Para cycling includes athletes who have a visual impairment, or physical impairment (limb deficientcy, athetosis/ataxia, hypertonia, impaired muscle power). Cyclists with a visual impairment ride in tandem with a sighted guide, known as a pilot. There are also events on tricycles or hand cycles based on impairment. As is the case at the Olympics, competition is held on a track (velodrome) and on the road.
Para cycling was first developed by cyclists with a visual impairment who competed using tandem bicycles. It was introduced as a Paralympic sport in Seoul in 1988. Track events were added for the 1996 Games in Atlanta. Canada has earned para-cycling medals at every Paralympics except the 2004 Games in Athens. The competition program includes sprints, individual pursuits, the 1,000-metre time trial, road races and road time trials for both individuals and teams.
Top stars include multiple world champion Shelley Gautier, a finalist in 2015 for the Laureus Sports Award for outstanding athlete in the world with a disability; Robbi Weldon, a dual-sport athlete in both Nordic skiing and cycling, who won para-cycling gold at the London 2012 Paralympic Games with pilot Lyne Besette; and Tristen Chernove who took home a medal of each colour in Rio 2016.
The Union Cycliste Internationale is the world governing body while Cycling Canada is the National Sport Federation.

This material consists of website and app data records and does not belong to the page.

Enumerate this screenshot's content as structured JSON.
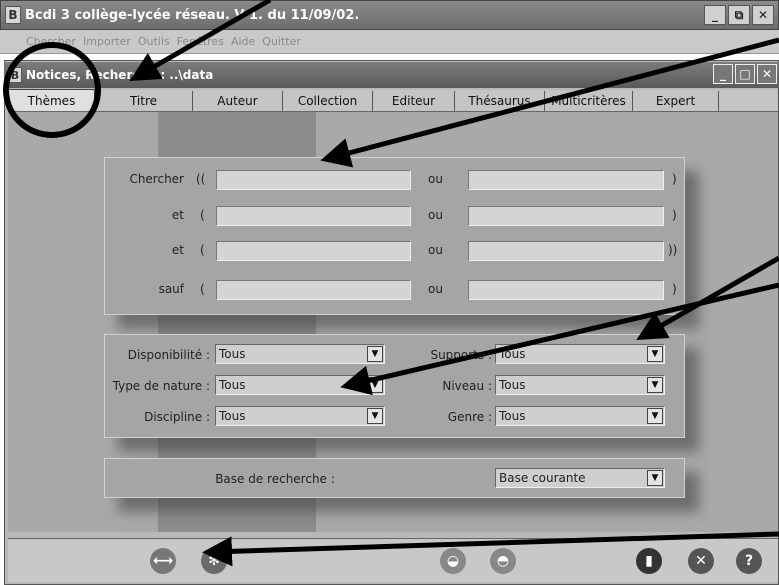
{
  "outer_window": {
    "title": "Bcdi 3 collège-lycée réseau. V 1.  du 11/09/02.",
    "app_icon": "B",
    "controls": [
      "_",
      "⧉",
      "✕"
    ]
  },
  "menu": {
    "items": [
      "Chercher",
      "Importer",
      "Outils",
      "Fenêtres",
      "Aide",
      "Quitter"
    ]
  },
  "inner_window": {
    "title": "Notices, Recherche : ..\\data",
    "app_icon": "B",
    "controls": [
      "_",
      "□",
      "✕"
    ]
  },
  "tabs": [
    "Thèmes",
    "Titre",
    "Auteur",
    "Collection",
    "Editeur",
    "Thésaurus",
    "Multicritères",
    "Expert"
  ],
  "search": {
    "rows": [
      {
        "label": "Chercher",
        "open": "((",
        "mid": "ou",
        "close": ")"
      },
      {
        "label": "et",
        "open": "(",
        "mid": "ou",
        "close": ")"
      },
      {
        "label": "et",
        "open": "(",
        "mid": "ou",
        "close": "))"
      },
      {
        "label": "sauf",
        "open": "(",
        "mid": "ou",
        "close": ")"
      }
    ]
  },
  "filters": {
    "disponibilite": {
      "label": "Disponibilité :",
      "value": "Tous"
    },
    "supports": {
      "label": "Supports :",
      "value": "Tous"
    },
    "type_nature": {
      "label": "Type de nature :",
      "value": "Tous"
    },
    "niveau": {
      "label": "Niveau :",
      "value": "Tous"
    },
    "discipline": {
      "label": "Discipline :",
      "value": "Tous"
    },
    "genre": {
      "label": "Genre :",
      "value": "Tous"
    }
  },
  "base": {
    "label": "Base de recherche :",
    "value": "Base courante"
  },
  "toolbar": {
    "icons": [
      "link-icon",
      "gear-icon",
      "basket-icon",
      "basket-alt-icon",
      "book-icon",
      "close-icon",
      "help-icon"
    ]
  },
  "colors": {
    "annotation": "#000000",
    "panel": "#a5a5a5"
  }
}
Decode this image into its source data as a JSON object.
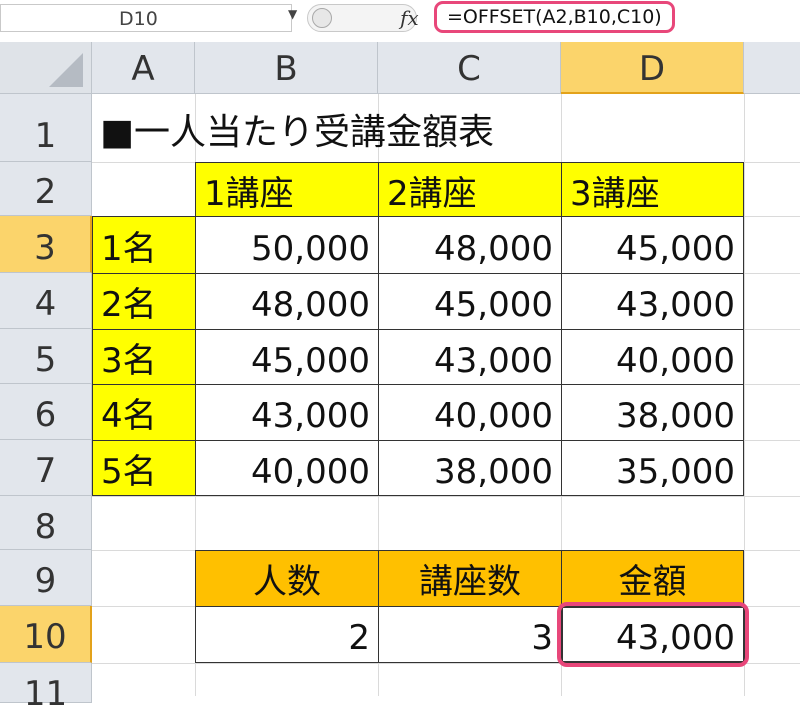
{
  "formula_bar": {
    "name_box": "D10",
    "fx_label": "fx",
    "formula": "=OFFSET(A2,B10,C10)"
  },
  "columns": [
    "A",
    "B",
    "C",
    "D"
  ],
  "rows": [
    "1",
    "2",
    "3",
    "4",
    "5",
    "6",
    "7",
    "8",
    "9",
    "10",
    "11"
  ],
  "selected": {
    "column": "D",
    "row": "10"
  },
  "sheet": {
    "title": "■一人当たり受講金額表",
    "course_headers": [
      "1講座",
      "2講座",
      "3講座"
    ],
    "people_labels": [
      "1名",
      "2名",
      "3名",
      "4名",
      "5名"
    ],
    "table": [
      [
        "50,000",
        "48,000",
        "45,000"
      ],
      [
        "48,000",
        "45,000",
        "43,000"
      ],
      [
        "45,000",
        "43,000",
        "40,000"
      ],
      [
        "43,000",
        "40,000",
        "38,000"
      ],
      [
        "40,000",
        "38,000",
        "35,000"
      ]
    ],
    "lookup_headers": [
      "人数",
      "講座数",
      "金額"
    ],
    "lookup_values": [
      "2",
      "3",
      "43,000"
    ]
  },
  "colors": {
    "header_yellow": "#ffff00",
    "lookup_orange": "#ffc000",
    "highlight_pink": "#e8477a",
    "selected_header": "#fbd46b"
  }
}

Athletes with physical impairments compete on handcycles, tricycles or bicycles, while those with a visual impairment compete on tandems. Handcycling includes five sport classes: H1-H5. Cyclists in H1-4 compete in a reclined position, while cyclists in H5 compete kneeling. There are two tricycle classes (T1 and T2) for athletes with impairments that affect their balance and co-ordination. Handcycling and tricycle athletes can compete in all road cycling events. Cyclists in sport classes C1-C5 compete on standard bicycle and compete in all road and track cycling events. Cyclists with a visual impairment (TB) compete together in one event and race tandem with a sighted pilot. C1-C5 and TB cyclists compete in all road and track cycling events.